Having an Account Charged Off
When creditors think you're not going to pay your credit card bills at all, they charge off your account. A charge off means the insurer has given up on you. Often synonymous with the term "written off," this does not mean you're no longer responsible for the debt. This account status is one of the worst things for your credit score.
Having an Account Sent to Collections
Creditors often use third-party debt collectors to try to collect payment from you. Creditors might send your account to collections before or after charging it off. A collection status shows that the creditor gave up trying to get payment from you (because it was fruitless) and was forced to hire someone else to collect the funds from you.
Defaulting on a Loan
Loan defaults are similar to credit card charge-offs. A default shows that you have not fulfilled your end of the loan contract. Meaning, you've chosen not to pay back the money.
Having Your Home Foreclosed
Getting behind on your mortgage payments will lead your lender to foreclose on your home. In turn, the late payments will hurt your credit score and make it harder to get approved for future mortgage loans.
Getting a Judgment
A judgment shows that you not only avoided paying your bills, the court had to get involved and force you to pay the debt. While they both hurt your credit score, a paid judgment is still better than an unpaid judgment.

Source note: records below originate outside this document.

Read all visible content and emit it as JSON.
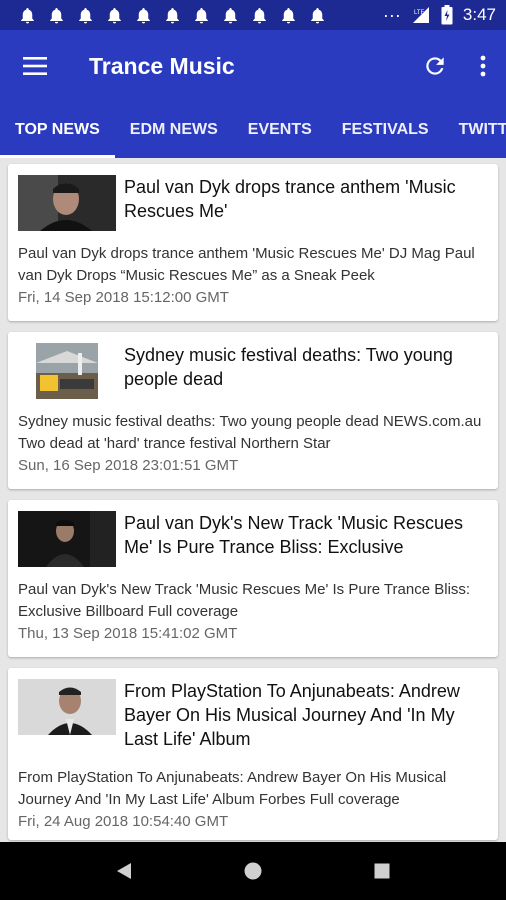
{
  "status": {
    "time": "3:47",
    "notification_icons": [
      "bell-icon",
      "bell-icon",
      "bell-icon",
      "bell-icon",
      "bell-icon",
      "bell-icon",
      "bell-icon",
      "bell-icon",
      "bell-icon",
      "bell-icon",
      "bell-icon"
    ],
    "more_dots": "···",
    "network": "LTE"
  },
  "app_bar": {
    "title": "Trance Music",
    "menu_icon": "hamburger-menu-icon",
    "refresh_icon": "refresh-icon",
    "overflow_icon": "more-vert-icon"
  },
  "tabs": [
    {
      "label": "TOP NEWS",
      "active": true
    },
    {
      "label": "EDM NEWS",
      "active": false
    },
    {
      "label": "EVENTS",
      "active": false
    },
    {
      "label": "FESTIVALS",
      "active": false
    },
    {
      "label": "TWITT",
      "active": false
    }
  ],
  "articles": [
    {
      "title": "Paul van Dyk drops trance anthem 'Music Rescues Me'",
      "description": "Paul van Dyk drops trance anthem 'Music Rescues Me'  DJ Mag  Paul van Dyk Drops “Music Rescues Me” as a Sneak Peek",
      "date": "Fri, 14 Sep 2018 15:12:00 GMT"
    },
    {
      "title": "Sydney music festival deaths: Two young people dead",
      "description": "Sydney music festival deaths: Two young people dead  NEWS.com.au  Two dead at 'hard' trance festival  Northern Star",
      "date": "Sun, 16 Sep 2018 23:01:51 GMT"
    },
    {
      "title": "Paul van Dyk's New Track 'Music Rescues Me' Is Pure Trance Bliss: Exclusive",
      "description": "Paul van Dyk's New Track 'Music Rescues Me' Is Pure Trance Bliss: Exclusive  Billboard  Full coverage",
      "date": "Thu, 13 Sep 2018 15:41:02 GMT"
    },
    {
      "title": "From PlayStation To Anjunabeats: Andrew Bayer On His Musical Journey And 'In My Last Life' Album",
      "description": "From PlayStation To Anjunabeats: Andrew Bayer On His Musical Journey And 'In My Last Life' Album  Forbes  Full coverage",
      "date": "Fri, 24 Aug 2018 10:54:40 GMT"
    }
  ],
  "nav": {
    "back_icon": "back-triangle-icon",
    "home_icon": "home-circle-icon",
    "recents_icon": "recents-square-icon"
  },
  "colors": {
    "status_bar": "#1e2a94",
    "app_bar": "#2b3bbf",
    "background": "#e6e6e6"
  }
}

High Credit Card Balances
The second most important part of your credit score is the level of debt, measured by credit utilization. Having high credit card balances (relative to your credit limit) increases your credit utilization and decreases your credit score. In other words, if your limit is $10,000 and your balance is $9,500, you will not have a good score.
Maxed out Credit Cards
Maxed out and over-the-limit credit card balances make your credit utilization 100 percent. This is the most damaging thing you can do for your credit score.
Closing a Credit Card That Still Has a Balance
When you close a credit card that still has a balance, your credit limit drops to $0 while your balance remains the same. This makes it look like you've maxed out your credit card, causing your score to drop. Always pay off your balance before shutting down a credit card.
Closing Old Credit Cards
Another component of your credit score, 15 percent, is the length of your credit history—longer credit histories are better. Closing old credit cards, especially your oldest card, makes your credit history seem shorter than it actually is. Even if you don't use the card anymore, if there's no annual fee, you should keep the card open because you have nothing to lose.
Closing Cards With Available Credit
If you have several credit cards, some with balances and some without, closing those credit cards without balances increase your credit utilization.
Applying for Several Credit Cards or Loans
Credit inquiries account for 10 percent of your credit score. Making several credit or loan applications within a short period of time will cause your credit score to drop. Always keep applications to a minimum.
Having Only Credit Cards or Only Loans
A mix of credit is 10 percent of your credit. When you have only one type of credit account, either loans or credit cards, your credit score could be affected. Usually, this comes into play when you have very little additional credit information in your credit history.